- **WHAT NEEDS TO BE DONE**:
Word for word, restate every line of the material.

- **MATERIAL SHOWN**:
⟨

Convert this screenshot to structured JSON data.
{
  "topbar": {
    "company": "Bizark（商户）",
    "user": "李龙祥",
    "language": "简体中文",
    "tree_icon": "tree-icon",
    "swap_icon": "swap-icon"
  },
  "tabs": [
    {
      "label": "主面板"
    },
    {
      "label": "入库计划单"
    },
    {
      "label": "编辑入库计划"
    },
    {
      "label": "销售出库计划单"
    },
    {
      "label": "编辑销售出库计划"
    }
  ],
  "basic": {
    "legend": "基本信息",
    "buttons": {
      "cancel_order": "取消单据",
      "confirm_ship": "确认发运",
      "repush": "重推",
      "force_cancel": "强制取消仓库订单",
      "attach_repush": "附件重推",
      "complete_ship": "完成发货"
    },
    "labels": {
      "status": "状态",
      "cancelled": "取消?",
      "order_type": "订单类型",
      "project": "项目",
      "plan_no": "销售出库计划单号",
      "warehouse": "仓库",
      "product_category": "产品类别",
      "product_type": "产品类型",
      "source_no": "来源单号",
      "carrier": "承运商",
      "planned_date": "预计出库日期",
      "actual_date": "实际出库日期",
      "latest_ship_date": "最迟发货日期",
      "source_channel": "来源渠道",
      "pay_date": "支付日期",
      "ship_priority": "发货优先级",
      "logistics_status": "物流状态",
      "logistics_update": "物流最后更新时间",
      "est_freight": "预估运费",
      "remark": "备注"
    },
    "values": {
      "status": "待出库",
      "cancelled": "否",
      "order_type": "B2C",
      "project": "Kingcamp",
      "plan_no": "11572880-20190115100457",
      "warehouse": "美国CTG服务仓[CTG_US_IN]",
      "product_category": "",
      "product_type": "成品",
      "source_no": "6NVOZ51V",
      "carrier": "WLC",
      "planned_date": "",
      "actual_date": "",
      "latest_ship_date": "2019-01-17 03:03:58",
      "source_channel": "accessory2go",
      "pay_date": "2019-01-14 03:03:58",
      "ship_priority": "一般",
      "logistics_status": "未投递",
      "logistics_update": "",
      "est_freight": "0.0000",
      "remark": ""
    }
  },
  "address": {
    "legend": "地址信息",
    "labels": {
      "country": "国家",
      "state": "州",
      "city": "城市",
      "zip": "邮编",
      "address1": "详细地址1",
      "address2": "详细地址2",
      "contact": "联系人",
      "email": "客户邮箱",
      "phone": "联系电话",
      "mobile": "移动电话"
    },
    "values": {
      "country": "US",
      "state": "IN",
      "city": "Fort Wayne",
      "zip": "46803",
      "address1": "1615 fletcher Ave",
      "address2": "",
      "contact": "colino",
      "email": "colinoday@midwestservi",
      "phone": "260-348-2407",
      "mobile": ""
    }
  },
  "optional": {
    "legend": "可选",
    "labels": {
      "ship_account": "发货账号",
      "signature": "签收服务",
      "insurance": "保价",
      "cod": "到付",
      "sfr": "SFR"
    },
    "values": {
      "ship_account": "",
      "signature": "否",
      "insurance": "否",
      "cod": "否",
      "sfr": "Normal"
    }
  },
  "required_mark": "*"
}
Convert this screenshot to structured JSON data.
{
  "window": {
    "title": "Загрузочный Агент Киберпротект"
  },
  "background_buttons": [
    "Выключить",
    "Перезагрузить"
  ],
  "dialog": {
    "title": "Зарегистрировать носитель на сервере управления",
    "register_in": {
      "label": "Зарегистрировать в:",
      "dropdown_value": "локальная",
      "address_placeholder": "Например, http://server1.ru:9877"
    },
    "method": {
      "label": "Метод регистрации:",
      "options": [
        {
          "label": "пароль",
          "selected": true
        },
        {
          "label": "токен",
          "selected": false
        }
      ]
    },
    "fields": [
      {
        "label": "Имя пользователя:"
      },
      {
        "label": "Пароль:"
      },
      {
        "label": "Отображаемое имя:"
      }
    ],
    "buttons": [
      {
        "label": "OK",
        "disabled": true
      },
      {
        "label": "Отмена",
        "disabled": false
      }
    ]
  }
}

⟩

- **RESULT OF THE TASK**:
Convert this screenshot to structured JSON data.
{
  "topbar": {
    "company": "Bizark（商户）",
    "user": "李龙祥",
    "language": "简体中文",
    "tree_icon": "tree-icon",
    "swap_icon": "swap-icon"
  },
  "tabs": [
    {
      "label": "主面板"
    },
    {
      "label": "入库计划单"
    },
    {
      "label": "编辑入库计划"
    },
    {
      "label": "销售出库计划单"
    },
    {
      "label": "编辑销售出库计划"
    }
  ],
  "basic": {
    "legend": "基本信息",
    "buttons": {
      "cancel_order": "取消单据",
      "confirm_ship": "确认发运",
      "repush": "重推",
      "force_cancel": "强制取消仓库订单",
      "attach_repush": "附件重推",
      "complete_ship": "完成发货"
    },
    "labels": {
      "status": "状态",
      "cancelled": "取消?",
      "order_type": "订单类型",
      "project": "项目",
      "plan_no": "销售出库计划单号",
      "warehouse": "仓库",
      "product_category": "产品类别",
      "product_type": "产品类型",
      "source_no": "来源单号",
      "carrier": "承运商",
      "planned_date": "预计出库日期",
      "actual_date": "实际出库日期",
      "latest_ship_date": "最迟发货日期",
      "source_channel": "来源渠道",
      "pay_date": "支付日期",
      "ship_priority": "发货优先级",
      "logistics_status": "物流状态",
      "logistics_update": "物流最后更新时间",
      "est_freight": "预估运费",
      "remark": "备注"
    },
    "values": {
      "status": "待出库",
      "cancelled": "否",
      "order_type": "B2C",
      "project": "Kingcamp",
      "plan_no": "11572880-20190115100457",
      "warehouse": "美国CTG服务仓[CTG_US_IN]",
      "product_category": "",
      "product_type": "成品",
      "source_no": "6NVOZ51V",
      "carrier": "WLC",
      "planned_date": "",
      "actual_date": "",
      "latest_ship_date": "2019-01-17 03:03:58",
      "source_channel": "accessory2go",
      "pay_date": "2019-01-14 03:03:58",
      "ship_priority": "一般",
      "logistics_status": "未投递",
      "logistics_update": "",
      "est_freight": "0.0000",
      "remark": ""
    }
  },
  "address": {
    "legend": "地址信息",
    "labels": {
      "country": "国家",
      "state": "州",
      "city": "城市",
      "zip": "邮编",
      "address1": "详细地址1",
      "address2": "详细地址2",
      "contact": "联系人",
      "email": "客户邮箱",
      "phone": "联系电话",
      "mobile": "移动电话"
    },
    "values": {
      "country": "US",
      "state": "IN",
      "city": "Fort Wayne",
      "zip": "46803",
      "address1": "1615 fletcher Ave",
      "address2": "",
      "contact": "colino",
      "email": "colinoday@midwestservi",
      "phone": "260-348-2407",
      "mobile": ""
    }
  },
  "optional": {
    "legend": "可选",
    "labels": {
      "ship_account": "发货账号",
      "signature": "签收服务",
      "insurance": "保价",
      "cod": "到付",
      "sfr": "SFR"
    },
    "values": {
      "ship_account": "",
      "signature": "否",
      "insurance": "否",
      "cod": "否",
      "sfr": "Normal"
    }
  },
  "required_mark": "*"
}
Convert this screenshot to structured JSON data.
{
  "window": {
    "title": "Загрузочный Агент Киберпротект"
  },
  "background_buttons": [
    "Выключить",
    "Перезагрузить"
  ],
  "dialog": {
    "title": "Зарегистрировать носитель на сервере управления",
    "register_in": {
      "label": "Зарегистрировать в:",
      "dropdown_value": "локальная",
      "address_placeholder": "Например, http://server1.ru:9877"
    },
    "method": {
      "label": "Метод регистрации:",
      "options": [
        {
          "label": "пароль",
          "selected": true
        },
        {
          "label": "токен",
          "selected": false
        }
      ]
    },
    "fields": [
      {
        "label": "Имя пользователя:"
      },
      {
        "label": "Пароль:"
      },
      {
        "label": "Отображаемое имя:"
      }
    ],
    "buttons": [
      {
        "label": "OK",
        "disabled": true
      },
      {
        "label": "Отмена",
        "disabled": false
      }
    ]
  }
}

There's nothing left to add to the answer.